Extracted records
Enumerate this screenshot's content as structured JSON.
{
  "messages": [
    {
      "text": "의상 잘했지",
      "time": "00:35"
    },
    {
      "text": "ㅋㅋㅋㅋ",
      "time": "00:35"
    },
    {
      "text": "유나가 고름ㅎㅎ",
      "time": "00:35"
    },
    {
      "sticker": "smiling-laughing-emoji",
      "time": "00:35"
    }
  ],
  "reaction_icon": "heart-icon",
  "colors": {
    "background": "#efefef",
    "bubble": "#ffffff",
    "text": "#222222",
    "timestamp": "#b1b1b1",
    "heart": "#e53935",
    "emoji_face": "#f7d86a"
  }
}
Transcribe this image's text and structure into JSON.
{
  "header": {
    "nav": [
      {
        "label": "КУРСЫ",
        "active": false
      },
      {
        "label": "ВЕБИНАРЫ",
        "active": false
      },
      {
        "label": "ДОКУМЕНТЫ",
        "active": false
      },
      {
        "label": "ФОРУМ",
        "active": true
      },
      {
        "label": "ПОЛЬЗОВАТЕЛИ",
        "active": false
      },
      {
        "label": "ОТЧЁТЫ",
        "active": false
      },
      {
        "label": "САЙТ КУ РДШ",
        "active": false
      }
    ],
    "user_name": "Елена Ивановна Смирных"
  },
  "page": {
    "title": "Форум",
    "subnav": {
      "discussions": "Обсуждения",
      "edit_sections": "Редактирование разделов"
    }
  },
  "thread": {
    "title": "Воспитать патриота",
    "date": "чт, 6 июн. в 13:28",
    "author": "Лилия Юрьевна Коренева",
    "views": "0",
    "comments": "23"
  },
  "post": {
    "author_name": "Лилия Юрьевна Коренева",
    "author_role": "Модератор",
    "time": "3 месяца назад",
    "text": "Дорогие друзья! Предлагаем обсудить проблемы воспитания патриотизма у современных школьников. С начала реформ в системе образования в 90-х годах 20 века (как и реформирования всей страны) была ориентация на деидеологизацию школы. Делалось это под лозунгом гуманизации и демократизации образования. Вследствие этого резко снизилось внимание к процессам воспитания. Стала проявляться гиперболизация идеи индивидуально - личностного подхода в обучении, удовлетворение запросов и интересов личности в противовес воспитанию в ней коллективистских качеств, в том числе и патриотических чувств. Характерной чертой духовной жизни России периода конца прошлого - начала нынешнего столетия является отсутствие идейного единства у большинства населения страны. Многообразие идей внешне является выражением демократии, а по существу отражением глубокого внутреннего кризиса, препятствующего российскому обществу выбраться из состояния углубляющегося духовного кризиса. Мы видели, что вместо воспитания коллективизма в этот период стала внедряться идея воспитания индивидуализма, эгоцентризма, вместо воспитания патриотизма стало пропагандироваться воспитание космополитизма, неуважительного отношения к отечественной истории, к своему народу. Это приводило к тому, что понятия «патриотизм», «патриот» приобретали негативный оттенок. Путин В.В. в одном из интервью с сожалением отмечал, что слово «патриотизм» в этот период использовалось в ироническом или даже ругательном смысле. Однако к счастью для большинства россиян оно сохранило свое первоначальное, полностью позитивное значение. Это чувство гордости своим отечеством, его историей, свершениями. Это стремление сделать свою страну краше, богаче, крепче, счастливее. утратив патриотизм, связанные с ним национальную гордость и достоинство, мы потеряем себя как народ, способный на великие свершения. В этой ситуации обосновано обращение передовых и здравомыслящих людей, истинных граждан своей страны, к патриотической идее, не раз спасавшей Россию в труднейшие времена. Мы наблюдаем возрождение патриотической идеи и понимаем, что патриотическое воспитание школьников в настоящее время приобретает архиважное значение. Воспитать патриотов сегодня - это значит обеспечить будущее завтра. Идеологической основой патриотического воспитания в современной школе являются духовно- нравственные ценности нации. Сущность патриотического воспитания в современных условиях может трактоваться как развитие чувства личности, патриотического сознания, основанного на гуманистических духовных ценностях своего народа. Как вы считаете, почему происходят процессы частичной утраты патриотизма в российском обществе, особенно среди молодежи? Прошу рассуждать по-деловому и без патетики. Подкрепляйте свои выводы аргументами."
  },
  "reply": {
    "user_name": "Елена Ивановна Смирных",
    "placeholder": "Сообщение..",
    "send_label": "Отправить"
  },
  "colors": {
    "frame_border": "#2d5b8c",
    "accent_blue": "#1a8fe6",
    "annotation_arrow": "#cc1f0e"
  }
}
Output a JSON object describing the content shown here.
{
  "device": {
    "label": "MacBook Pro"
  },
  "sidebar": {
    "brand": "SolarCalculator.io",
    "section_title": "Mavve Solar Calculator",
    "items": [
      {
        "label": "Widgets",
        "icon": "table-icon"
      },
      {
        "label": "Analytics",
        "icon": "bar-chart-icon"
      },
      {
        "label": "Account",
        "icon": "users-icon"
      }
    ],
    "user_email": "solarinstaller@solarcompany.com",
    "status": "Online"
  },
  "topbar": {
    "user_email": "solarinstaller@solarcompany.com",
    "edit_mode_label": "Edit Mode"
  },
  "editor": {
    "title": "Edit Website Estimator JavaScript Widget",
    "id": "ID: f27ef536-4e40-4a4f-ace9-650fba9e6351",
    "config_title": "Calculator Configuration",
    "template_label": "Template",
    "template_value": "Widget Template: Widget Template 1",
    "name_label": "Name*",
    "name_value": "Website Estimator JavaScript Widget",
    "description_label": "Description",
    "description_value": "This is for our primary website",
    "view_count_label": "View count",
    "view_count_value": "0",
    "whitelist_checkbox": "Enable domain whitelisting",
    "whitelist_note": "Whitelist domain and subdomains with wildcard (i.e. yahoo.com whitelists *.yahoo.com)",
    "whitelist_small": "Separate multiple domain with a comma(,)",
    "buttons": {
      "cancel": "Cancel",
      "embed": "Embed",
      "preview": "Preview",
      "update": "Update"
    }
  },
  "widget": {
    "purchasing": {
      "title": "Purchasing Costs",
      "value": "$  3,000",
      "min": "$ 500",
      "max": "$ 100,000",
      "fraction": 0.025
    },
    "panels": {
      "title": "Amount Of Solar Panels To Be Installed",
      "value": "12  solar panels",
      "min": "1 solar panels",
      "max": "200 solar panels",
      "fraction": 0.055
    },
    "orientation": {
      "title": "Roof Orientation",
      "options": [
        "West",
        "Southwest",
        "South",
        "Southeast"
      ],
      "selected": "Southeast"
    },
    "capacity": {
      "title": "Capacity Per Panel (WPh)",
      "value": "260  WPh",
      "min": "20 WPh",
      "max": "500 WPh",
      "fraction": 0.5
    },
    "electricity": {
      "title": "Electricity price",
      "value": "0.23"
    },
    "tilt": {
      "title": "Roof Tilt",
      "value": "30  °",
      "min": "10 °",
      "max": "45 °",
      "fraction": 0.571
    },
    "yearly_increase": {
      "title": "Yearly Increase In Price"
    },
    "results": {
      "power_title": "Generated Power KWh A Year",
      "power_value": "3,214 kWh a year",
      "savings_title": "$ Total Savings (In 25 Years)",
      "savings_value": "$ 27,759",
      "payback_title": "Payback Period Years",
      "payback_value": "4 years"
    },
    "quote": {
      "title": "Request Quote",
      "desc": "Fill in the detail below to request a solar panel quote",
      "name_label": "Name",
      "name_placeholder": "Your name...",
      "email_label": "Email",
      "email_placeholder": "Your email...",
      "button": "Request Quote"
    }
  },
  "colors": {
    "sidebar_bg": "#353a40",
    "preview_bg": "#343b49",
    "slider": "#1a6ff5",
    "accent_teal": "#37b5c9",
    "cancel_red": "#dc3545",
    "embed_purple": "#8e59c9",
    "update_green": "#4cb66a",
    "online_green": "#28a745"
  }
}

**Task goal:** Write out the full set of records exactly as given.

**Answer section:**
Enumerate this screenshot's content as structured JSON.
{
  "messages": [
    {
      "text": "의상 잘했지",
      "time": "00:35"
    },
    {
      "text": "ㅋㅋㅋㅋ",
      "time": "00:35"
    },
    {
      "text": "유나가 고름ㅎㅎ",
      "time": "00:35"
    },
    {
      "sticker": "smiling-laughing-emoji",
      "time": "00:35"
    }
  ],
  "reaction_icon": "heart-icon",
  "colors": {
    "background": "#efefef",
    "bubble": "#ffffff",
    "text": "#222222",
    "timestamp": "#b1b1b1",
    "heart": "#e53935",
    "emoji_face": "#f7d86a"
  }
}
Transcribe this image's text and structure into JSON.
{
  "header": {
    "nav": [
      {
        "label": "КУРСЫ",
        "active": false
      },
      {
        "label": "ВЕБИНАРЫ",
        "active": false
      },
      {
        "label": "ДОКУМЕНТЫ",
        "active": false
      },
      {
        "label": "ФОРУМ",
        "active": true
      },
      {
        "label": "ПОЛЬЗОВАТЕЛИ",
        "active": false
      },
      {
        "label": "ОТЧЁТЫ",
        "active": false
      },
      {
        "label": "САЙТ КУ РДШ",
        "active": false
      }
    ],
    "user_name": "Елена Ивановна Смирных"
  },
  "page": {
    "title": "Форум",
    "subnav": {
      "discussions": "Обсуждения",
      "edit_sections": "Редактирование разделов"
    }
  },
  "thread": {
    "title": "Воспитать патриота",
    "date": "чт, 6 июн. в 13:28",
    "author": "Лилия Юрьевна Коренева",
    "views": "0",
    "comments": "23"
  },
  "post": {
    "author_name": "Лилия Юрьевна Коренева",
    "author_role": "Модератор",
    "time": "3 месяца назад",
    "text": "Дорогие друзья! Предлагаем обсудить проблемы воспитания патриотизма у современных школьников. С начала реформ в системе образования в 90-х годах 20 века (как и реформирования всей страны) была ориентация на деидеологизацию школы. Делалось это под лозунгом гуманизации и демократизации образования. Вследствие этого резко снизилось внимание к процессам воспитания. Стала проявляться гиперболизация идеи индивидуально - личностного подхода в обучении, удовлетворение запросов и интересов личности в противовес воспитанию в ней коллективистских качеств, в том числе и патриотических чувств. Характерной чертой духовной жизни России периода конца прошлого - начала нынешнего столетия является отсутствие идейного единства у большинства населения страны. Многообразие идей внешне является выражением демократии, а по существу отражением глубокого внутреннего кризиса, препятствующего российскому обществу выбраться из состояния углубляющегося духовного кризиса. Мы видели, что вместо воспитания коллективизма в этот период стала внедряться идея воспитания индивидуализма, эгоцентризма, вместо воспитания патриотизма стало пропагандироваться воспитание космополитизма, неуважительного отношения к отечественной истории, к своему народу. Это приводило к тому, что понятия «патриотизм», «патриот» приобретали негативный оттенок. Путин В.В. в одном из интервью с сожалением отмечал, что слово «патриотизм» в этот период использовалось в ироническом или даже ругательном смысле. Однако к счастью для большинства россиян оно сохранило свое первоначальное, полностью позитивное значение. Это чувство гордости своим отечеством, его историей, свершениями. Это стремление сделать свою страну краше, богаче, крепче, счастливее. утратив патриотизм, связанные с ним национальную гордость и достоинство, мы потеряем себя как народ, способный на великие свершения. В этой ситуации обосновано обращение передовых и здравомыслящих людей, истинных граждан своей страны, к патриотической идее, не раз спасавшей Россию в труднейшие времена. Мы наблюдаем возрождение патриотической идеи и понимаем, что патриотическое воспитание школьников в настоящее время приобретает архиважное значение. Воспитать патриотов сегодня - это значит обеспечить будущее завтра. Идеологической основой патриотического воспитания в современной школе являются духовно- нравственные ценности нации. Сущность патриотического воспитания в современных условиях может трактоваться как развитие чувства личности, патриотического сознания, основанного на гуманистических духовных ценностях своего народа. Как вы считаете, почему происходят процессы частичной утраты патриотизма в российском обществе, особенно среди молодежи? Прошу рассуждать по-деловому и без патетики. Подкрепляйте свои выводы аргументами."
  },
  "reply": {
    "user_name": "Елена Ивановна Смирных",
    "placeholder": "Сообщение..",
    "send_label": "Отправить"
  },
  "colors": {
    "frame_border": "#2d5b8c",
    "accent_blue": "#1a8fe6",
    "annotation_arrow": "#cc1f0e"
  }
}
Output a JSON object describing the content shown here.
{
  "device": {
    "label": "MacBook Pro"
  },
  "sidebar": {
    "brand": "SolarCalculator.io",
    "section_title": "Mavve Solar Calculator",
    "items": [
      {
        "label": "Widgets",
        "icon": "table-icon"
      },
      {
        "label": "Analytics",
        "icon": "bar-chart-icon"
      },
      {
        "label": "Account",
        "icon": "users-icon"
      }
    ],
    "user_email": "solarinstaller@solarcompany.com",
    "status": "Online"
  },
  "topbar": {
    "user_email": "solarinstaller@solarcompany.com",
    "edit_mode_label": "Edit Mode"
  },
  "editor": {
    "title": "Edit Website Estimator JavaScript Widget",
    "id": "ID: f27ef536-4e40-4a4f-ace9-650fba9e6351",
    "config_title": "Calculator Configuration",
    "template_label": "Template",
    "template_value": "Widget Template: Widget Template 1",
    "name_label": "Name*",
    "name_value": "Website Estimator JavaScript Widget",
    "description_label": "Description",
    "description_value": "This is for our primary website",
    "view_count_label": "View count",
    "view_count_value": "0",
    "whitelist_checkbox": "Enable domain whitelisting",
    "whitelist_note": "Whitelist domain and subdomains with wildcard (i.e. yahoo.com whitelists *.yahoo.com)",
    "whitelist_small": "Separate multiple domain with a comma(,)",
    "buttons": {
      "cancel": "Cancel",
      "embed": "Embed",
      "preview": "Preview",
      "update": "Update"
    }
  },
  "widget": {
    "purchasing": {
      "title": "Purchasing Costs",
      "value": "$  3,000",
      "min": "$ 500",
      "max": "$ 100,000",
      "fraction": 0.025
    },
    "panels": {
      "title": "Amount Of Solar Panels To Be Installed",
      "value": "12  solar panels",
      "min": "1 solar panels",
      "max": "200 solar panels",
      "fraction": 0.055
    },
    "orientation": {
      "title": "Roof Orientation",
      "options": [
        "West",
        "Southwest",
        "South",
        "Southeast"
      ],
      "selected": "Southeast"
    },
    "capacity": {
      "title": "Capacity Per Panel (WPh)",
      "value": "260  WPh",
      "min": "20 WPh",
      "max": "500 WPh",
      "fraction": 0.5
    },
    "electricity": {
      "title": "Electricity price",
      "value": "0.23"
    },
    "tilt": {
      "title": "Roof Tilt",
      "value": "30  °",
      "min": "10 °",
      "max": "45 °",
      "fraction": 0.571
    },
    "yearly_increase": {
      "title": "Yearly Increase In Price"
    },
    "results": {
      "power_title": "Generated Power KWh A Year",
      "power_value": "3,214 kWh a year",
      "savings_title": "$ Total Savings (In 25 Years)",
      "savings_value": "$ 27,759",
      "payback_title": "Payback Period Years",
      "payback_value": "4 years"
    },
    "quote": {
      "title": "Request Quote",
      "desc": "Fill in the detail below to request a solar panel quote",
      "name_label": "Name",
      "name_placeholder": "Your name...",
      "email_label": "Email",
      "email_placeholder": "Your email...",
      "button": "Request Quote"
    }
  },
  "colors": {
    "sidebar_bg": "#353a40",
    "preview_bg": "#343b49",
    "slider": "#1a6ff5",
    "accent_teal": "#37b5c9",
    "cancel_red": "#dc3545",
    "embed_purple": "#8e59c9",
    "update_green": "#4cb66a",
    "online_green": "#28a745"
  }
}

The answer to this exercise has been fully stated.